● **THE PROBLEM**
Restate the records in full, keeping every word as it is.

● **RECORDS FOR PROCESSING**
● ● ● ● ● ● ●

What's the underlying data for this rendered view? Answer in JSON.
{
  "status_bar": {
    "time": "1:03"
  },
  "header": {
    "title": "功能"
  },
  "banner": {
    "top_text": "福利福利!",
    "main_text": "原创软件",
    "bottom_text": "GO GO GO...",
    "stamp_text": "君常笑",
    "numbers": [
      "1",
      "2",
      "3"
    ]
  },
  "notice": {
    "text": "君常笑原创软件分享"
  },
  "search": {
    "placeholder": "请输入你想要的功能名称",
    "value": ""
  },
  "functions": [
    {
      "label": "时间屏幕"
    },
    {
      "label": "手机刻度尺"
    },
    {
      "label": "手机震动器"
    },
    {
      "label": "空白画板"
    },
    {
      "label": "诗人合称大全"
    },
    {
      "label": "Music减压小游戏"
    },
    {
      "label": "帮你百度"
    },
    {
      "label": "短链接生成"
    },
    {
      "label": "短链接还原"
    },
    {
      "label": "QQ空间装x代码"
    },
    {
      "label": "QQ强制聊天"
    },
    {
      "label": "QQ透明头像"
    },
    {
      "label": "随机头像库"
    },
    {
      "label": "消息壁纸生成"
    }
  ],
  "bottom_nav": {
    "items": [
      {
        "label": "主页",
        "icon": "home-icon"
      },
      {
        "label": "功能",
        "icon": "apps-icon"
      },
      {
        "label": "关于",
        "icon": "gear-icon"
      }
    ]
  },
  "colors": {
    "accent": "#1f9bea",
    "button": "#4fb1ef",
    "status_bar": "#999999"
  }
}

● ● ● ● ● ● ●

● **WORKED SOLUTION**
What's the underlying data for this rendered view? Answer in JSON.
{
  "status_bar": {
    "time": "1:03"
  },
  "header": {
    "title": "功能"
  },
  "banner": {
    "top_text": "福利福利!",
    "main_text": "原创软件",
    "bottom_text": "GO GO GO...",
    "stamp_text": "君常笑",
    "numbers": [
      "1",
      "2",
      "3"
    ]
  },
  "notice": {
    "text": "君常笑原创软件分享"
  },
  "search": {
    "placeholder": "请输入你想要的功能名称",
    "value": ""
  },
  "functions": [
    {
      "label": "时间屏幕"
    },
    {
      "label": "手机刻度尺"
    },
    {
      "label": "手机震动器"
    },
    {
      "label": "空白画板"
    },
    {
      "label": "诗人合称大全"
    },
    {
      "label": "Music减压小游戏"
    },
    {
      "label": "帮你百度"
    },
    {
      "label": "短链接生成"
    },
    {
      "label": "短链接还原"
    },
    {
      "label": "QQ空间装x代码"
    },
    {
      "label": "QQ强制聊天"
    },
    {
      "label": "QQ透明头像"
    },
    {
      "label": "随机头像库"
    },
    {
      "label": "消息壁纸生成"
    }
  ],
  "bottom_nav": {
    "items": [
      {
        "label": "主页",
        "icon": "home-icon"
      },
      {
        "label": "功能",
        "icon": "apps-icon"
      },
      {
        "label": "关于",
        "icon": "gear-icon"
      }
    ]
  },
  "colors": {
    "accent": "#1f9bea",
    "button": "#4fb1ef",
    "status_bar": "#999999"
  }
}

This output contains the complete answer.